In the deployment section, I complained that Layer0 adds some dev NPM packages to the site. Here I learned why. The deployed site displays dev tools that show network stats for every visited page. You see how long it took to load every asset the page needs, where the file was served from. In addition to that, no requests happen once the bundle is loaded and moving between pages is handled locally. Very cool.
Apart from that, Layer0 can track the core web vitals of your site as long as you put a tracking script in the header of all pages. It also supports multiple site environments, which simplifies the setup if you need a preview version of your site.
#6 Check pricing and free tier limitations
All platforms provide a free plan. This table shows the features provided by each host in its scope and tells you when you’re going to need to start paying.
|Custom domain||yes||yes||yes, but only without SSL||yes|
|Serverless functions||12/deployment||125k executions/month||not applicable||100 hours/month|
|Serverless function timeout||10s||10s||30s timeout for any request||20s|
|300 min/month||unlimited||not applicable|
|Always on||yes||yes||sleeps after 30min||yes|
The free plans are comparable, and it depends on your project which limit might become a bottleneck.
So, which one is the best? As usual, there’s no silver bullet, and the choice depends on the project and the developer. The test cases were focused on the simplicity of deployment and basic tasks a developer needs to do to get a Next.js site live. If a host received fewer points in this test, it doesn’t mean they’re a bad service and may excel in another aspect that was not measured. The different possibilities of each platform and the requirements of a specific project may shuffle the results and point you in another direction.

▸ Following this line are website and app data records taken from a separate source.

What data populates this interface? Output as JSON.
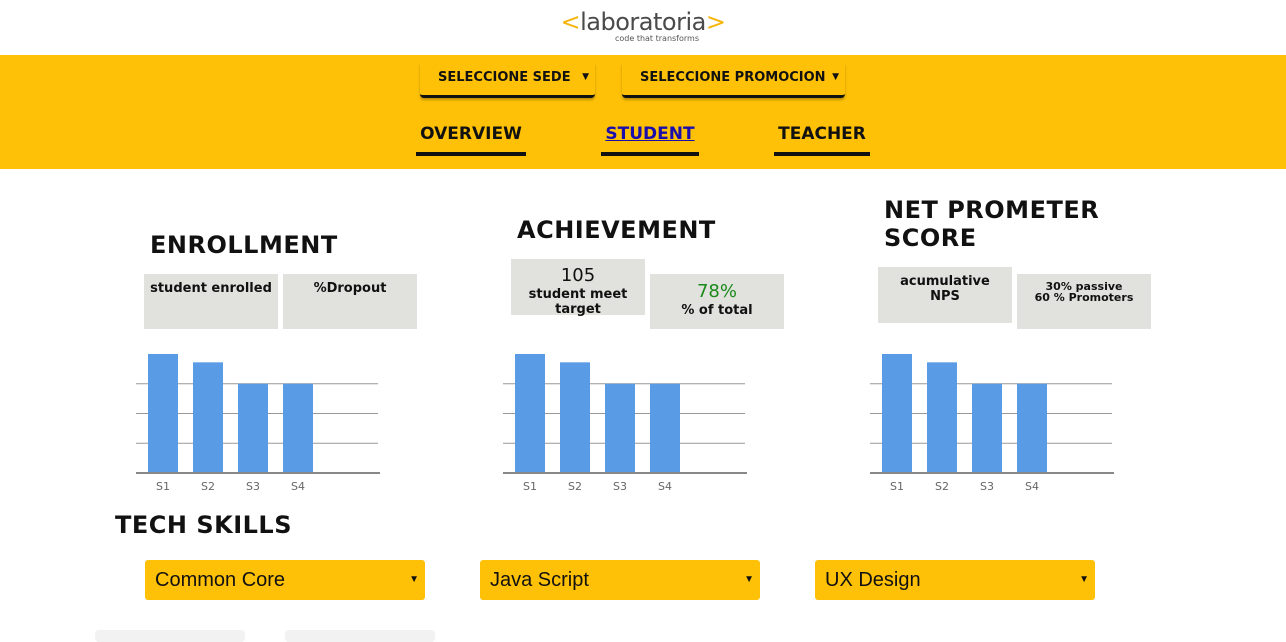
{
  "logo": {
    "left_bracket": "<",
    "name": "laboratoria",
    "right_bracket": ">",
    "tagline": "code that transforms"
  },
  "filters": {
    "sede_label": "SELECCIONE SEDE",
    "promocion_label": "SELECCIONE PROMOCION",
    "arrow": "▼"
  },
  "nav": {
    "overview": "OVERVIEW",
    "student": "STUDENT",
    "teacher": "TEACHER",
    "active": "student"
  },
  "enrollment": {
    "title": "ENROLLMENT",
    "enrolled_label": "student enrolled",
    "dropout_label": "%Dropout"
  },
  "achievement": {
    "title": "ACHIEVEMENT",
    "meet_value": "105",
    "meet_label_1": "student meet",
    "meet_label_2": "target",
    "pct_value": "78%",
    "pct_label": "% of total"
  },
  "nps": {
    "title_1": "NET PROMETER",
    "title_2": "SCORE",
    "cumulative_label_1": "acumulative",
    "cumulative_label_2": "NPS",
    "breakdown_1": "30% passive",
    "breakdown_2": "60 % Promoters"
  },
  "chart_data": [
    {
      "type": "bar",
      "categories": [
        "S1",
        "S2",
        "S3",
        "S4"
      ],
      "values": [
        100,
        93,
        75,
        75
      ],
      "ylim": [
        0,
        100
      ],
      "grid": true,
      "color": "#5a9be6"
    },
    {
      "type": "bar",
      "categories": [
        "S1",
        "S2",
        "S3",
        "S4"
      ],
      "values": [
        100,
        93,
        75,
        75
      ],
      "ylim": [
        0,
        100
      ],
      "grid": true,
      "color": "#5a9be6"
    },
    {
      "type": "bar",
      "categories": [
        "S1",
        "S2",
        "S3",
        "S4"
      ],
      "values": [
        100,
        93,
        75,
        75
      ],
      "ylim": [
        0,
        100
      ],
      "grid": true,
      "color": "#5a9be6"
    }
  ],
  "tech_skills": {
    "title": "TECH SKILLS",
    "selects": [
      "Common Core",
      "Java Script",
      "UX Design"
    ],
    "arrow": "▼"
  },
  "colors": {
    "accent": "#fec107",
    "bar": "#5a9be6",
    "box": "#e1e1de",
    "positive": "#1a8a1a"
  }
}
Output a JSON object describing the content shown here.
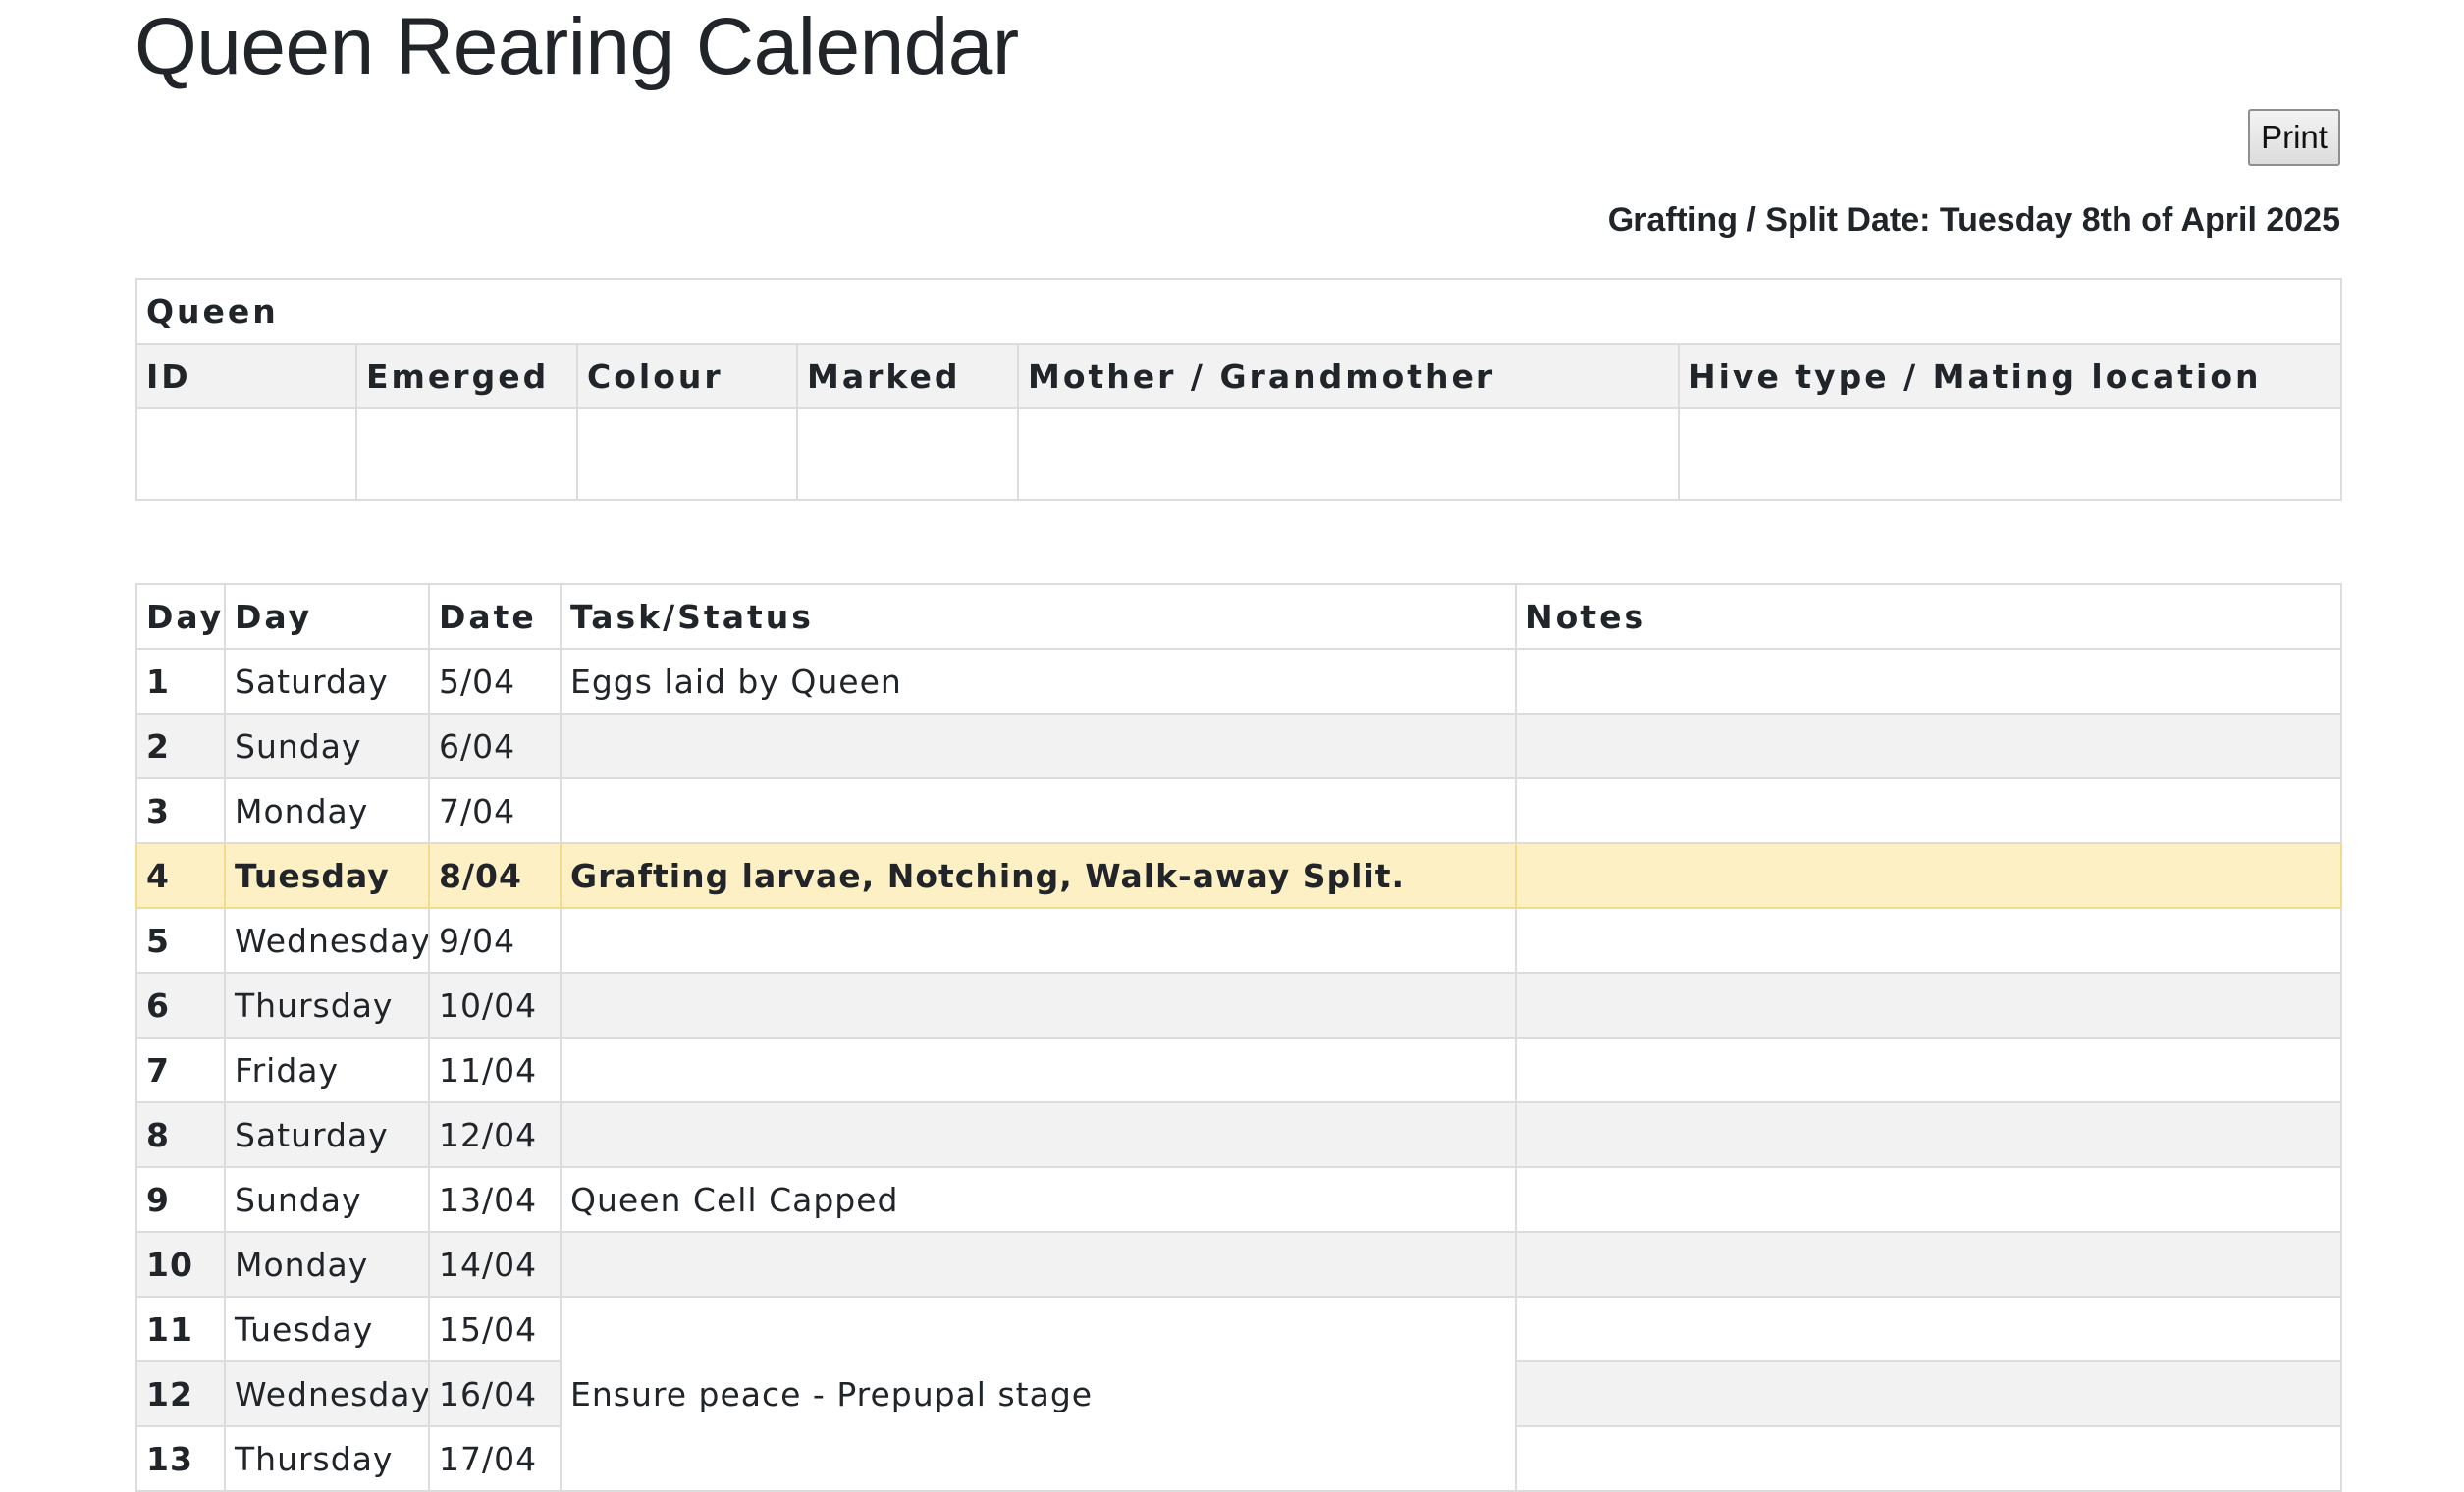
{
  "page": {
    "title": "Queen Rearing Calendar",
    "print_label": "Print",
    "grafting_date": "Grafting / Split Date: Tuesday 8th of April 2025"
  },
  "queen_table": {
    "caption": "Queen",
    "headers": [
      "ID",
      "Emerged",
      "Colour",
      "Marked",
      "Mother / Grandmother",
      "Hive type / Mating location"
    ]
  },
  "calendar": {
    "headers": [
      "Day",
      "Day",
      "Date",
      "Task/Status",
      "Notes"
    ],
    "rows": [
      {
        "num": "1",
        "weekday": "Saturday",
        "date": "5/04",
        "task": "Eggs laid by Queen",
        "notes": ""
      },
      {
        "num": "2",
        "weekday": "Sunday",
        "date": "6/04",
        "task": "",
        "notes": ""
      },
      {
        "num": "3",
        "weekday": "Monday",
        "date": "7/04",
        "task": "",
        "notes": ""
      },
      {
        "num": "4",
        "weekday": "Tuesday",
        "date": "8/04",
        "task": "Grafting larvae, Notching, Walk-away Split.",
        "notes": "",
        "highlight": true
      },
      {
        "num": "5",
        "weekday": "Wednesday",
        "date": "9/04",
        "task": "",
        "notes": ""
      },
      {
        "num": "6",
        "weekday": "Thursday",
        "date": "10/04",
        "task": "",
        "notes": ""
      },
      {
        "num": "7",
        "weekday": "Friday",
        "date": "11/04",
        "task": "",
        "notes": ""
      },
      {
        "num": "8",
        "weekday": "Saturday",
        "date": "12/04",
        "task": "",
        "notes": ""
      },
      {
        "num": "9",
        "weekday": "Sunday",
        "date": "13/04",
        "task": "Queen Cell Capped",
        "notes": ""
      },
      {
        "num": "10",
        "weekday": "Monday",
        "date": "14/04",
        "task": "",
        "notes": ""
      },
      {
        "num": "11",
        "weekday": "Tuesday",
        "date": "15/04",
        "notes": ""
      },
      {
        "num": "12",
        "weekday": "Wednesday",
        "date": "16/04",
        "notes": ""
      },
      {
        "num": "13",
        "weekday": "Thursday",
        "date": "17/04",
        "notes": ""
      }
    ],
    "merged_task": "Ensure peace - Prepupal stage"
  },
  "colors": {
    "highlight_row": "#fdf0c4",
    "stripe_row": "#f2f2f2",
    "border": "#dcdcdc",
    "text": "#212529"
  }
}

I am a fan of hosting the site on CDN with the help of serverless functions. It requires very little maintenance and is easily and granularly scalable. I also like it when the hosting platform takes care of the build automatically without configuration and is capable of triggering it in case of code and content changes. That helps me stay in the code rather than become a DevOps expert 😊.
Tell me where you host your sites and why on our Discord 😎.